--- Directions ---
Within the material below, count each line holding the string "JSON" and return the total alone.

--- Data for review ---
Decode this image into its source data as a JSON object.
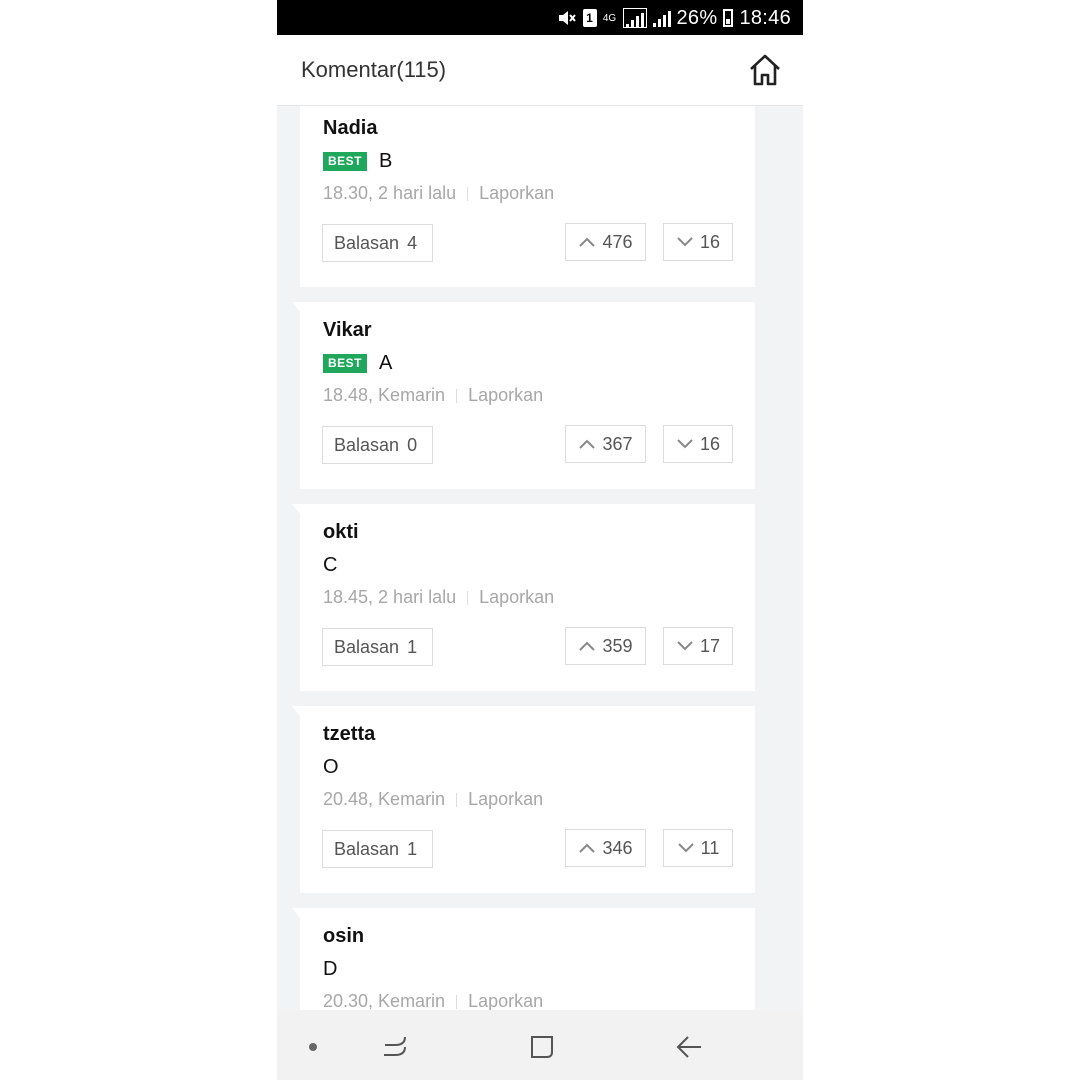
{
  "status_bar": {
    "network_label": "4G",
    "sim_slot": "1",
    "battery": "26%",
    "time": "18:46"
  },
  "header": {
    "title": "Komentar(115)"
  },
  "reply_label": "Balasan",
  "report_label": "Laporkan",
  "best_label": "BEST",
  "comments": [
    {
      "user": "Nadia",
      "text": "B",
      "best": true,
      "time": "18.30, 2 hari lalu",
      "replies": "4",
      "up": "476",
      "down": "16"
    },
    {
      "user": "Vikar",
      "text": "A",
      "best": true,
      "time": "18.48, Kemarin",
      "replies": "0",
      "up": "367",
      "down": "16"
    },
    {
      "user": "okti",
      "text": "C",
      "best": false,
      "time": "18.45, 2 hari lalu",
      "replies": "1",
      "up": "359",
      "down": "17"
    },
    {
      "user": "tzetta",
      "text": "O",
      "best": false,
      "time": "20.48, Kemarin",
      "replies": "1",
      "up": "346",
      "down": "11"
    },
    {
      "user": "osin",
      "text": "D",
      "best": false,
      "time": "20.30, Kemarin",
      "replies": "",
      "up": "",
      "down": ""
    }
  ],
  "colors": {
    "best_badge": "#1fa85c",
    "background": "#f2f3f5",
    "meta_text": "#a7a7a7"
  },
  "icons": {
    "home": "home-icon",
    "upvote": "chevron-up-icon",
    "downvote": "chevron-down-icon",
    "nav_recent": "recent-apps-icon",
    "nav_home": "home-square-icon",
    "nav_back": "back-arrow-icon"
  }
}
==
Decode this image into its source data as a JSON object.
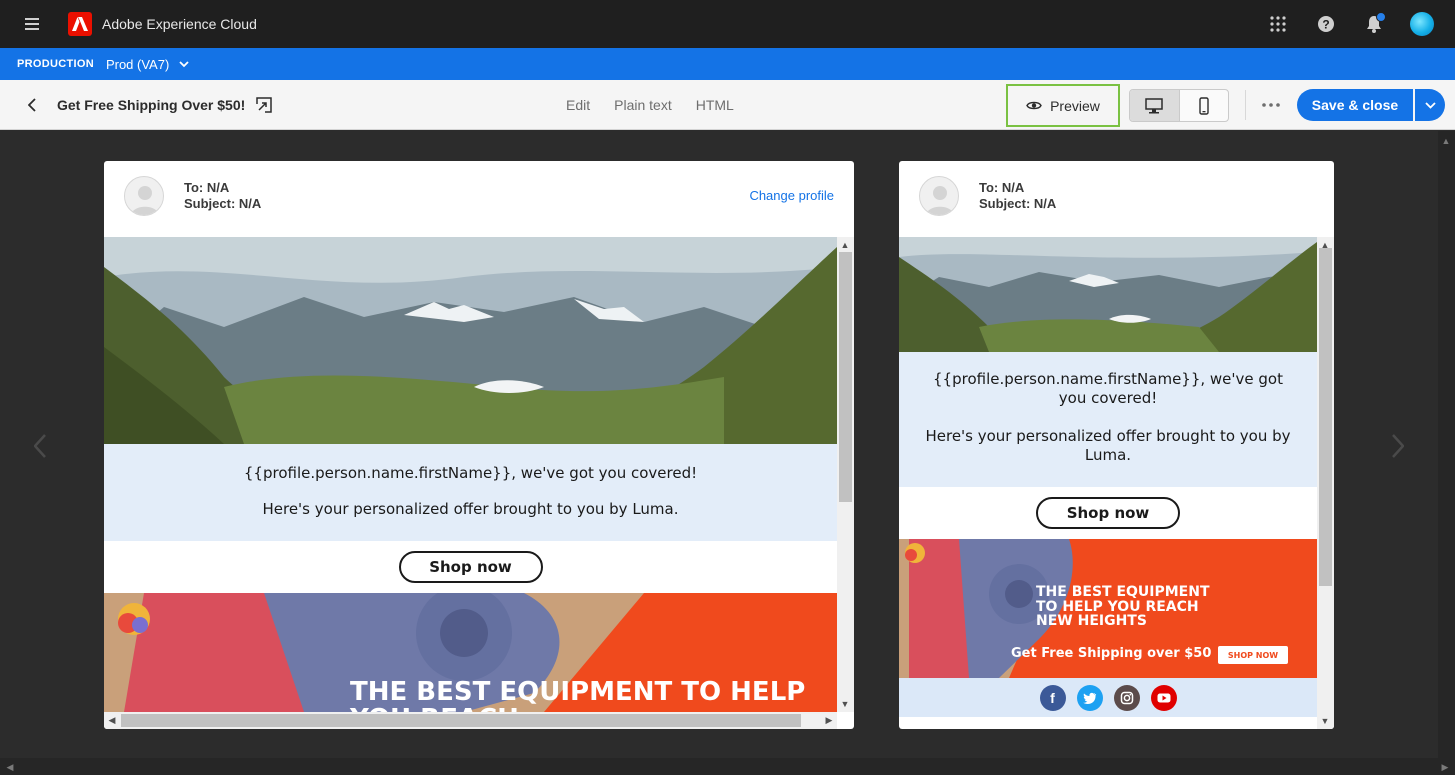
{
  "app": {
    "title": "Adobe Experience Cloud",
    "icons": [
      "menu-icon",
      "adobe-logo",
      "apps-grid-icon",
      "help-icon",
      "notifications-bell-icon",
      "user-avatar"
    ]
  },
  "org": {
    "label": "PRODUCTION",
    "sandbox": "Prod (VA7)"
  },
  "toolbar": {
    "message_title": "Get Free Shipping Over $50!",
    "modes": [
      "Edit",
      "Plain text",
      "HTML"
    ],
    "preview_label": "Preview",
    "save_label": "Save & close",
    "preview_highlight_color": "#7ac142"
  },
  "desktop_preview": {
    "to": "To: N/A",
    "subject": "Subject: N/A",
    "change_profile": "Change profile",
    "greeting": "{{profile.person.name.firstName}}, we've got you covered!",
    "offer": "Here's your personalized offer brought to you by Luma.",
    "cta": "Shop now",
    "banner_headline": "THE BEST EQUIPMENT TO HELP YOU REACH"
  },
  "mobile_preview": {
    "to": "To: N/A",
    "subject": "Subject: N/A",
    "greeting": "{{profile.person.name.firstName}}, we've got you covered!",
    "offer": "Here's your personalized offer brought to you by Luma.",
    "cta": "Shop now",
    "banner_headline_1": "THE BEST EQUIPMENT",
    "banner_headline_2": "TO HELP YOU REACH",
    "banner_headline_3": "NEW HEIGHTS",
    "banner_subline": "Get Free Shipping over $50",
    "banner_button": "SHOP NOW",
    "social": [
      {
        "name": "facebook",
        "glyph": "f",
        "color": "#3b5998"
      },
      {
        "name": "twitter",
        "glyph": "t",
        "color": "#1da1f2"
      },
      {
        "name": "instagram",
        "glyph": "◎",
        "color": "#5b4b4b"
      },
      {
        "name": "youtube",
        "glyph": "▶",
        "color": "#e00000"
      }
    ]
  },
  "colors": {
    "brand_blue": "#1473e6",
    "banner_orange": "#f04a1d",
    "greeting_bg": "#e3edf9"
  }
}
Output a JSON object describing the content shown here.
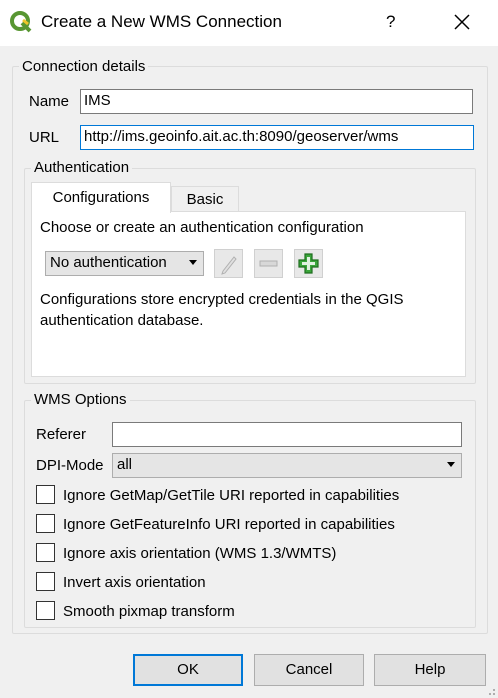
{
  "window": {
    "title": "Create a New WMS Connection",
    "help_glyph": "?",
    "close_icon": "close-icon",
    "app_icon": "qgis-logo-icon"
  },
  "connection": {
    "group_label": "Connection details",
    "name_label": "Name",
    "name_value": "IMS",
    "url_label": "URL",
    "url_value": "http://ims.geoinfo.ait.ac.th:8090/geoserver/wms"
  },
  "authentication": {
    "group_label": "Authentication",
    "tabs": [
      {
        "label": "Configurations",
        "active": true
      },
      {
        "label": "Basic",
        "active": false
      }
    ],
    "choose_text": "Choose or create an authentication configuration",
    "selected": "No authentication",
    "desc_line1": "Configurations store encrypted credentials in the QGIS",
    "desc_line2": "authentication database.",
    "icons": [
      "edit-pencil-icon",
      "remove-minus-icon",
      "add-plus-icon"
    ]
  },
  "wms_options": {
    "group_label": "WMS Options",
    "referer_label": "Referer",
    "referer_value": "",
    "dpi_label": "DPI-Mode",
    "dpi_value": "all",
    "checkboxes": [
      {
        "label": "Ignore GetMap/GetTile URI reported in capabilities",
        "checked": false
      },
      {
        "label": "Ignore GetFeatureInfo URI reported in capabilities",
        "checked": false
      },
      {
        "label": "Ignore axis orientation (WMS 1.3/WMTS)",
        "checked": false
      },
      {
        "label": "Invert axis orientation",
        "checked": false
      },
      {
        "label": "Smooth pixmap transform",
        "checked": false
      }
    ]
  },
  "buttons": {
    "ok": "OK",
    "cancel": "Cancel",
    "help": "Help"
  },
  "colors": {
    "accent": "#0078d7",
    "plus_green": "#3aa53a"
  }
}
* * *
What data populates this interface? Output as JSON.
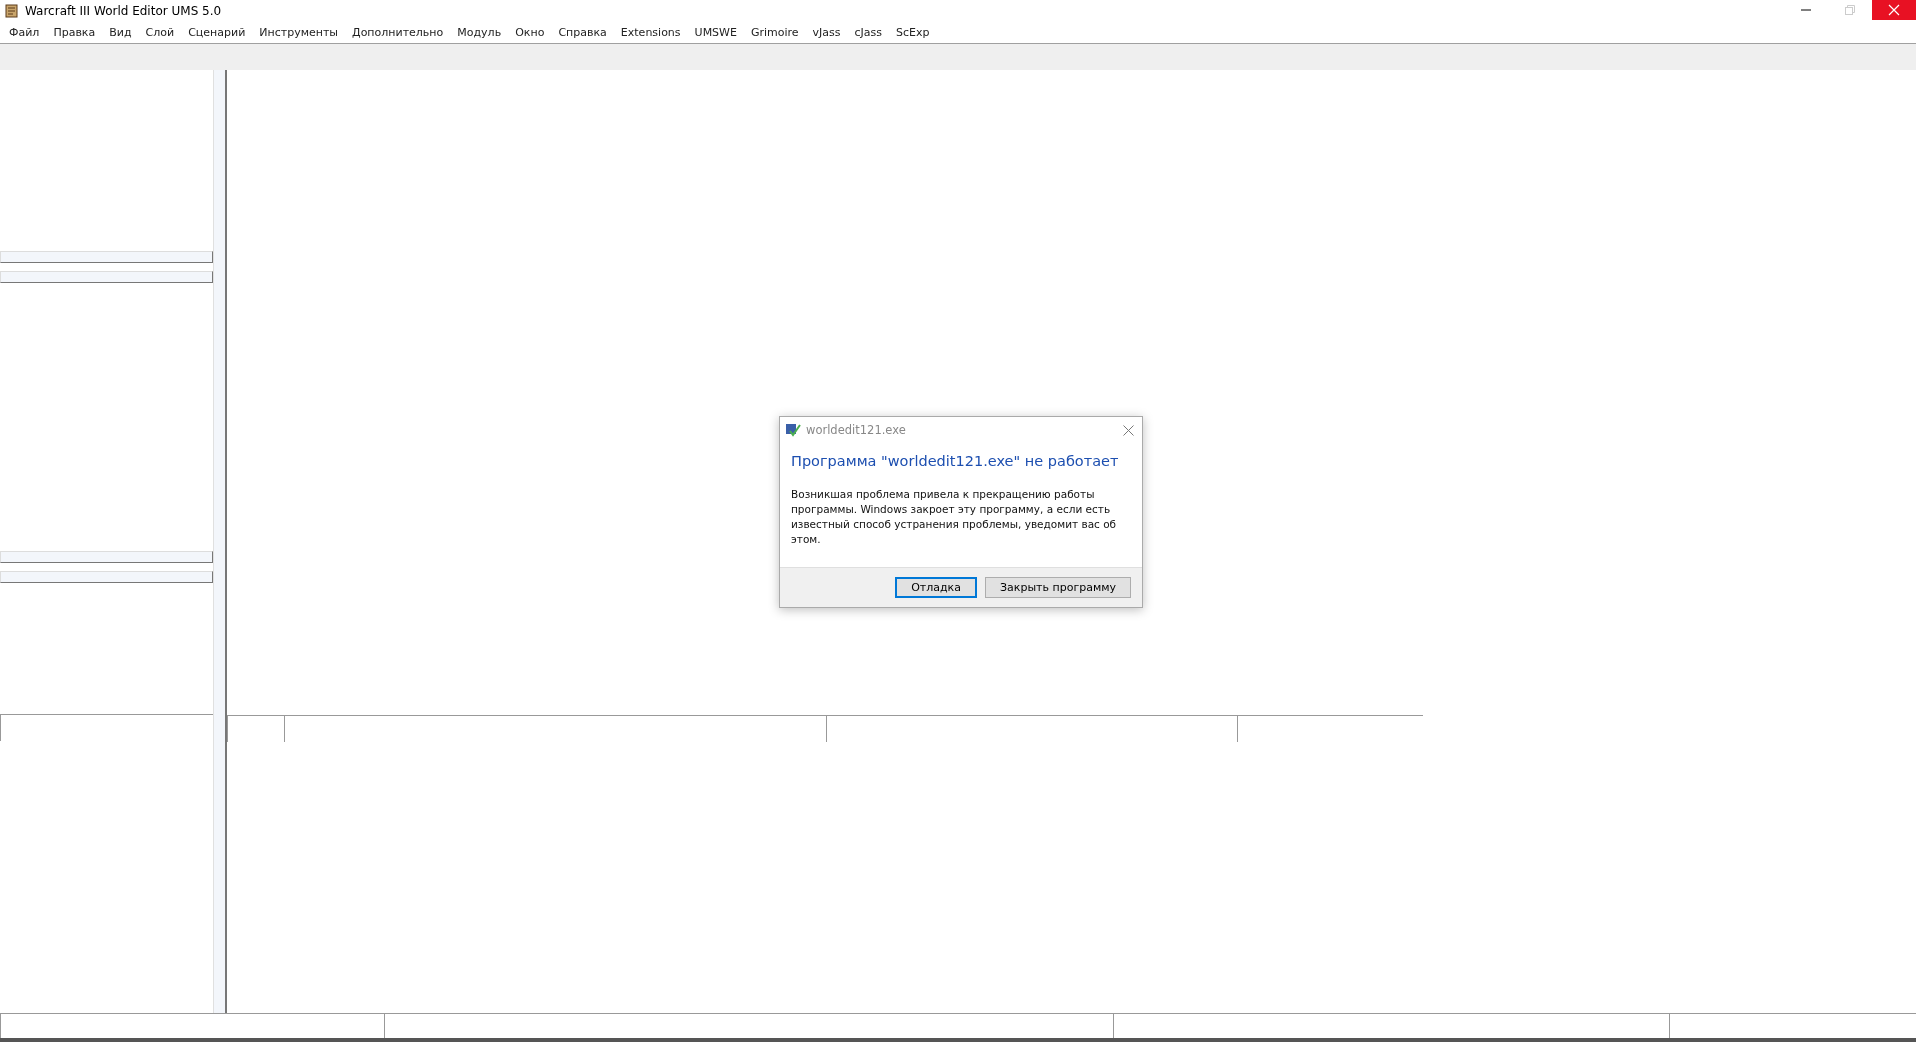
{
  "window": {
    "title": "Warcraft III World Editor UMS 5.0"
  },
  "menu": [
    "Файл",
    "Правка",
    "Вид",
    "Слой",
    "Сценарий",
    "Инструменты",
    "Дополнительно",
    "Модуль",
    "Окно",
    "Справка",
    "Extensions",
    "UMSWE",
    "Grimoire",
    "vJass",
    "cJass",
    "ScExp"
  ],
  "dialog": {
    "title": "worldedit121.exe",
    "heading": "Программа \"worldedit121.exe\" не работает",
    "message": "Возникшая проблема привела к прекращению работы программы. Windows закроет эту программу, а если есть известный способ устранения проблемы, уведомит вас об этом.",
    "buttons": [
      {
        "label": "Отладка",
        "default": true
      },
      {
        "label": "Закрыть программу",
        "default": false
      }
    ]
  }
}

--- Task result ---
4